**Task to complete**. Pull every line holding the string "humidity" from the records below.

**Material provided**.
+--

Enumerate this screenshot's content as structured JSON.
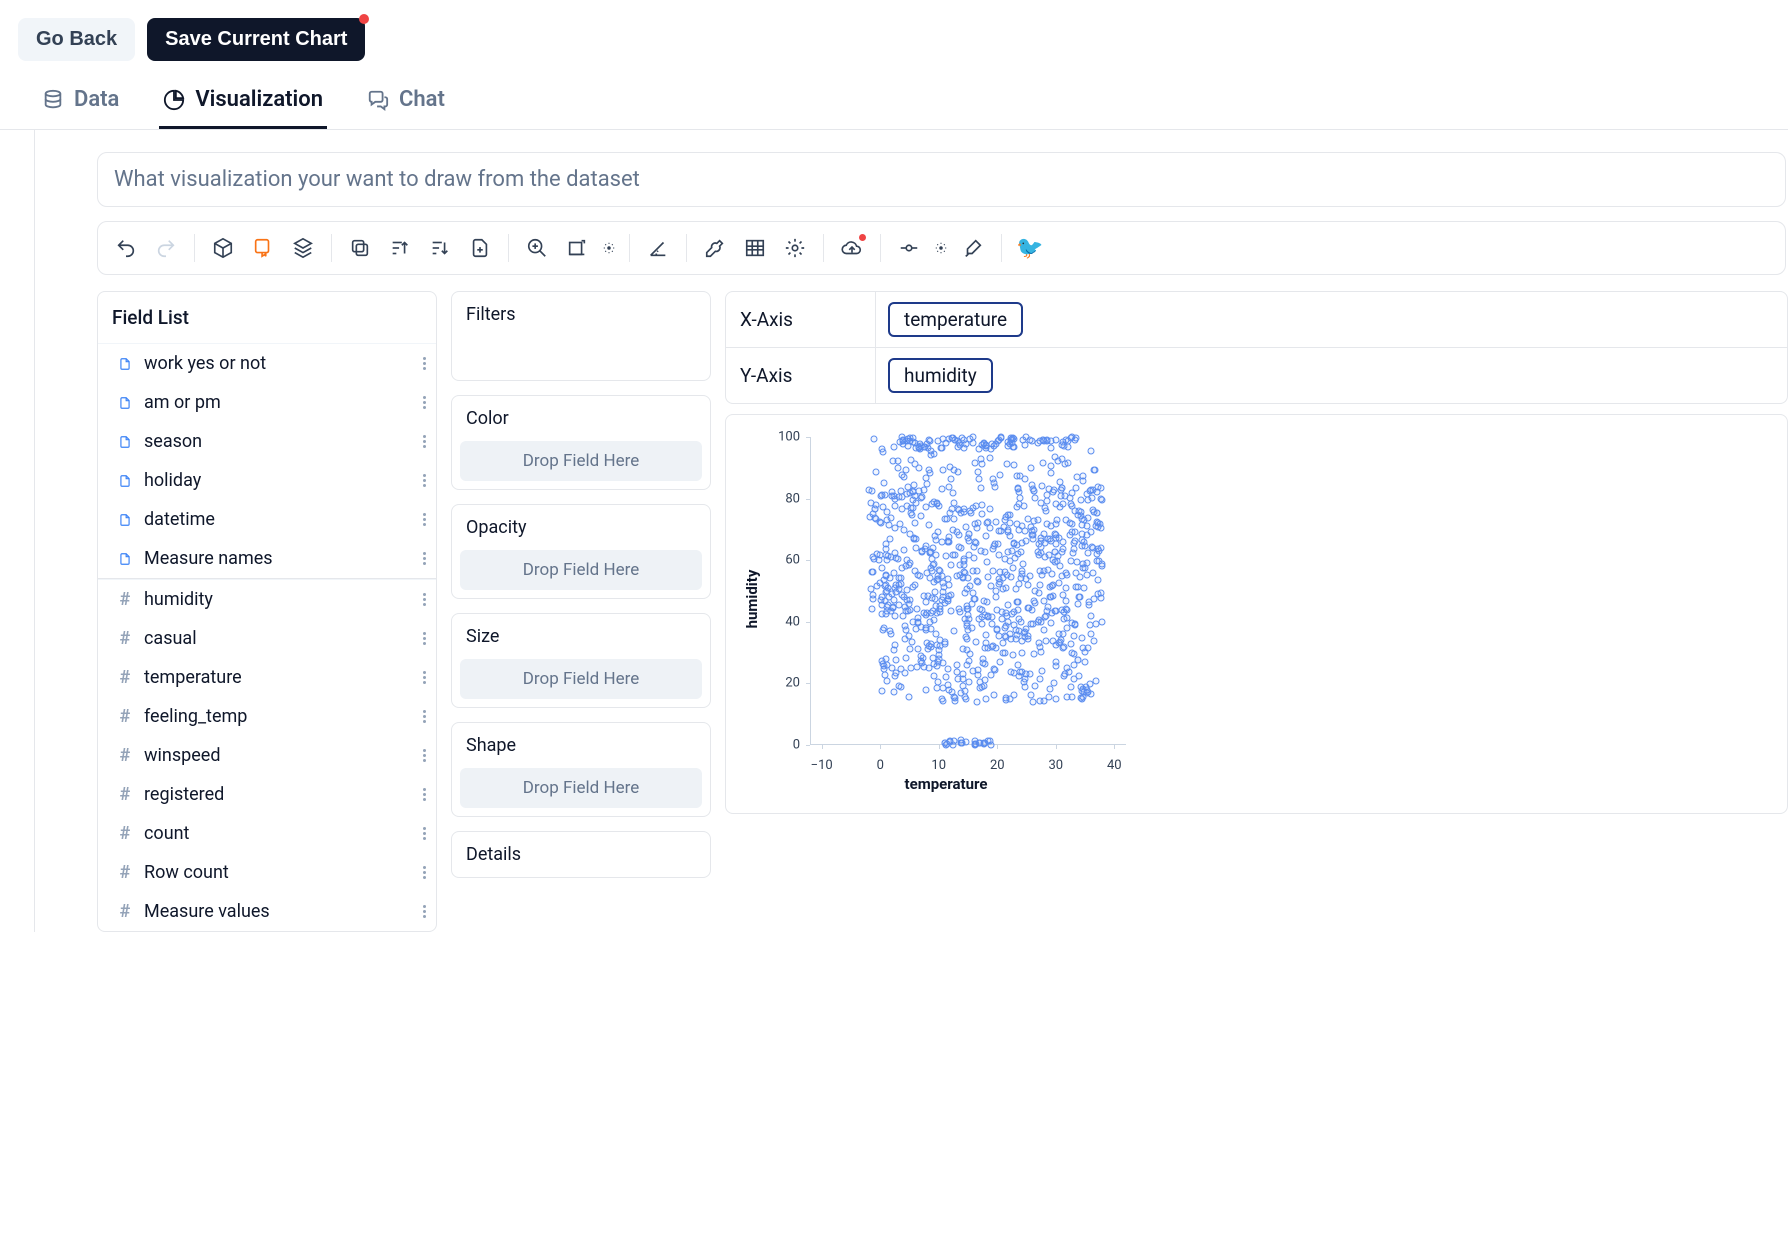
{
  "header": {
    "back": "Go Back",
    "save": "Save Current Chart"
  },
  "tabs": {
    "data": "Data",
    "viz": "Visualization",
    "chat": "Chat"
  },
  "prompt_placeholder": "What visualization your want to draw from the dataset",
  "panels": {
    "field_list_title": "Field List",
    "filters": "Filters",
    "color": "Color",
    "opacity": "Opacity",
    "size": "Size",
    "shape": "Shape",
    "details": "Details",
    "dropzone": "Drop Field Here"
  },
  "fields_dim": [
    "work yes or not",
    "am or pm",
    "season",
    "holiday",
    "datetime",
    "Measure names"
  ],
  "fields_meas": [
    "humidity",
    "casual",
    "temperature",
    "feeling_temp",
    "winspeed",
    "registered",
    "count",
    "Row count",
    "Measure values"
  ],
  "axes": {
    "x_label": "X-Axis",
    "y_label": "Y-Axis",
    "x_value": "temperature",
    "y_value": "humidity"
  },
  "chart_data": {
    "type": "scatter",
    "xlabel": "temperature",
    "ylabel": "humidity",
    "xlim": [
      -12,
      42
    ],
    "ylim": [
      0,
      100
    ],
    "xticks": [
      -10,
      0,
      10,
      20,
      30,
      40
    ],
    "yticks": [
      0,
      20,
      40,
      60,
      80,
      100
    ],
    "note": "dense point cloud; many overlapping points between x≈0..38 and y≈15..100, with a small cluster at y≈0 around x≈12..18 and an isolated low-humidity group near x≈35, y≈17"
  }
}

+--

**Output of the exercise**.
    "humidity",
    "y_value": "humidity"
    "ylabel": "humidity",
    "note": "dense point cloud; many overlapping points between x≈0..38 and y≈15..100, with a small cluster at y≈0 around x≈12..18 and an isolated low-humidity group near x≈35, y≈17"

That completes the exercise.